Environmental stewardship. As one respondent said, “We need to make sure we are being good stewards.” This means making sure the right infrastructure exists to meet growth. If we’re going to move the needle, we need to make sure everyone is on board.

  • Business/supply chain sustainability
  • Land use

A more inclusive and welcoming outdoor economy. As one respondent said, “There needs to be a focus on Outdoor Equity — how do we reduce barriers of entry like income, race/ethnicity, gender/identity, and physical access/ability?”

  • The “Maine Brand”
  • Heritage and legacy
  • Public health (including physical and mental health initiatives) and increased accessibility initiatives

A Focus on Workforce. As one respondent said, “The workforce development system needs to focus on high-quality career opportunities for young people, rather than funneling them into seasonal, lower-paying jobs where they can’t build a career.”

  • Career pathways and education
  • Affordable and Workforce Housing. As one respondent said, “Housing is a challenge in rural areas, particularly since the pandemic.
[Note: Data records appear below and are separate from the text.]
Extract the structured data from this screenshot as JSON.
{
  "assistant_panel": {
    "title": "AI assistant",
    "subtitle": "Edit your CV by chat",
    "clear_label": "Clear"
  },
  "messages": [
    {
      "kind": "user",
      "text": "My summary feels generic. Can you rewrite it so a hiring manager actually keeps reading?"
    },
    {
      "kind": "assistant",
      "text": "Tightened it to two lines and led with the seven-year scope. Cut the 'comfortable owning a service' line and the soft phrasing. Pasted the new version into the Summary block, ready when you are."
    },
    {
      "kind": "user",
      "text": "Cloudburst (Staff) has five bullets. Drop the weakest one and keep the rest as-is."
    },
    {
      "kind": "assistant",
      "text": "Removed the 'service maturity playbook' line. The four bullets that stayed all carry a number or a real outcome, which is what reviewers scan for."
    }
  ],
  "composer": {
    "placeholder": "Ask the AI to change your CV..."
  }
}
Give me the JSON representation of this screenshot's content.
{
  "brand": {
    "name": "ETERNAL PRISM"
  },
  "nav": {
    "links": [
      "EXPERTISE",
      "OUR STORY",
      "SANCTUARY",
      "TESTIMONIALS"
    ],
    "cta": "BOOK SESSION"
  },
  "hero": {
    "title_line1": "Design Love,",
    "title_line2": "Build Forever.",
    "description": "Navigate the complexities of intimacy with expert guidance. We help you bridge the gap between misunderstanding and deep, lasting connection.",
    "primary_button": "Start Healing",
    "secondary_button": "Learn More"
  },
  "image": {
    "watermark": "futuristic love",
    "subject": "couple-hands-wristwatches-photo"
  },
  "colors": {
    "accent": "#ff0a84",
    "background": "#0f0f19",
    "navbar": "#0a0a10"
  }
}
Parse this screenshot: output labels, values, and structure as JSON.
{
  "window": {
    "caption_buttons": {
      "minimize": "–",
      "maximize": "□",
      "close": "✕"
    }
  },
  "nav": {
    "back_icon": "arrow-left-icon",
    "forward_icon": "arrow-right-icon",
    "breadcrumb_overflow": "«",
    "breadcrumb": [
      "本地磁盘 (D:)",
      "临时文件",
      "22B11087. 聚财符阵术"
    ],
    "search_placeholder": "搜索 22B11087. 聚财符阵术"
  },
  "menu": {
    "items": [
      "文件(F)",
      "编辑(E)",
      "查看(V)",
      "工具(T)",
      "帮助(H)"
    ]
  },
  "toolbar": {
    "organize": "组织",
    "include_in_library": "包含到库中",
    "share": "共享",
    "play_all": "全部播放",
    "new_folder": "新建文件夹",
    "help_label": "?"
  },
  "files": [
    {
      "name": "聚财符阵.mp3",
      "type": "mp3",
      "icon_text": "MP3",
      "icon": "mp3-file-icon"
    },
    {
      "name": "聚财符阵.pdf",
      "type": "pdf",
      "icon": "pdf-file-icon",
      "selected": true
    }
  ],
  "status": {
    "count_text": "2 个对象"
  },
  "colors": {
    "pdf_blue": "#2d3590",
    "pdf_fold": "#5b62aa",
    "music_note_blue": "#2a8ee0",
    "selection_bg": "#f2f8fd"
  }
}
Many houses have been bought, and they are not available for seasonal workers or even available year-round for the current workforce.” In addition, it is difficult to find in-town housing in coastal counties that’s affordable to rent or own, forcing many workers to live further away from their employer, leading to longer commutes.

Rural revitalization. As one respondent said, “I would love to see parts of the state that are underused begin to flourish because of outdoor rec opportunities — a sort of rural revitalization.”

  • Business readiness
  • Private landowners providing conservation access
  • Infrastructure
  • Accessibility

Support for small businesses. One respondent told us, “More support is needed for entrepreneurs and small business owners, especially those who are making things. It has been exciting to see them emerge, but highlighting and elevating them would enhance Maine’s reputation as an outdoor recreation destination.”